It’s Not Necessarily Good For You Just Because it’s Labeled “Organic”
Sometimes it’s easy to recognize hazards to your hearing: a loud jet engine beside your ears or the bellowing machinery on the factory floor. easy to convince people to protect their ears when they know they will be around loud sounds. But what if there was an organic compound that was as harmful for your ears as excessive noise? After all, if something is organic, doesn’t that necessarily mean it’s healthy for you? How could something that’s organic be just as bad for your ears as loud noise?
You Probably Won’t Want to Eat This Organic Substance
To clarify, these organic compounds are not something you can pick up at the produce department of your supermarket and you wouldn’t want to. According to recent (and some not-so-recent) research published by European scholars, there’s a strong possibility that a collection of chemicals known as organic solvents can injure your hearing even if exposure is limited and minimal. It’s important to note that, in this situation, organic does not mean the type of label you find on fruit in the supermarket. The truth is, marketers use the positive connections we have with the word “organic” to sell us products with the implication that it’s actually good for you (or at the very least not bad for you). The term organic, when pertaining to food indicates that the growers didn’t use certain chemicals. The term organic, when related to solvents, is a term used in chemistry. Within the field of chemistry, the term organic describes any chemicals and compounds that consist of bonds between carbon atoms. Carbon can produce a high number of molecules and consequently useful chemicals. But that doesn’t mean they aren’t potentially dangerous. Millions of workers every year handle organic solvents and they’re often exposed to the risks of hearing loss as they do so.
Organic Solvents, Where do You Find Them?
Some of the following items have organic solvents:
- Paints and varnishes
- Cleaning supplies
- Degreasing elements
- Glues and adhesives
You get it. So, the question suddenly becomes, will painting (or even cleaning) your bathroom harm your hearing?
Organic Solvents And The Risks Associated With Them
The more you’re subjected to these substances, based on recent research, the higher the associated risks. So when you clean your house you will probably be okay. The biggest risk is to individuals with the highest degree of contact, in other words, factory workers who produce or make use of organic solvents on an industrial scale. Ototoxicity (toxicity to the auditory system), has been shown to be associated with subjection to organic substances. This has been demonstrated both in laboratory experiments using animals and in experiential surveys with actual people. Exposure to the solvents can have a detrimental effect on the outer hair cells of the ear, resulting in loss of hearing in the mid-frequency range. The problem is that many companies are not aware of the ototoxicity of these solvents. These risks are even less recognized by workers. So there are insufficient standardized protocols to help protect the hearing of those workers. One thing that could really help, for instance, would be standardized hearing exams for all workers who use organic solvents on a consistent basis. These workers could get early treatment for hearing loss because it would be identified in its beginning phases.

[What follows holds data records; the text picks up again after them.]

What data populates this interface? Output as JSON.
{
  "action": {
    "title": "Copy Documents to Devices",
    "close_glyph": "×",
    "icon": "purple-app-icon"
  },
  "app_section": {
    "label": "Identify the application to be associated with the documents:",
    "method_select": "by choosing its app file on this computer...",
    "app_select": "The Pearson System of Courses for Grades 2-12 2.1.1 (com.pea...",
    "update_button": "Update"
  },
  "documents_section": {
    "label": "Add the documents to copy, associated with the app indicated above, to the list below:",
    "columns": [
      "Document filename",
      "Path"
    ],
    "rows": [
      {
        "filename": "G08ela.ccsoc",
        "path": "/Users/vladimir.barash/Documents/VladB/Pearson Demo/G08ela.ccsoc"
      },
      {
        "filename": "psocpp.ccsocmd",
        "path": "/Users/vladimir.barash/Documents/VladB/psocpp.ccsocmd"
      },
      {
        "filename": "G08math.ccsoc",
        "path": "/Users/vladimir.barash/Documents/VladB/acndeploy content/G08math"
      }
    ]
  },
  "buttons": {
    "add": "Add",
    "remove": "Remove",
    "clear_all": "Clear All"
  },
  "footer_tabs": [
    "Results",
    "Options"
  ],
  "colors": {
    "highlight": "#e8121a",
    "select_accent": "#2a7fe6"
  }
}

You Can’t Simply Quit Your Job
Regular Hearing tests and controlling your exposure to these compounds are the most common recommendations. But if you expect that advice to be practical, you have to be mindful of the risks first. When the risks are obvious, it’s not that hard. Everyone knows that loud noises can injure your hearing and so precautions to safeguard your ears from day-to-day sounds of the factory floor are obvious and logical. But when the threat is invisible as is the case for the millions of Americans who work with organic solvents, solutions can be more difficult to sell. Luckily, ongoing research is assisting both employers and employees take a safer path. Some of the best advice would be to use a mask and work in a well ventilated place. It would also be a practical plan to have your ears checked out by a hearing specialist.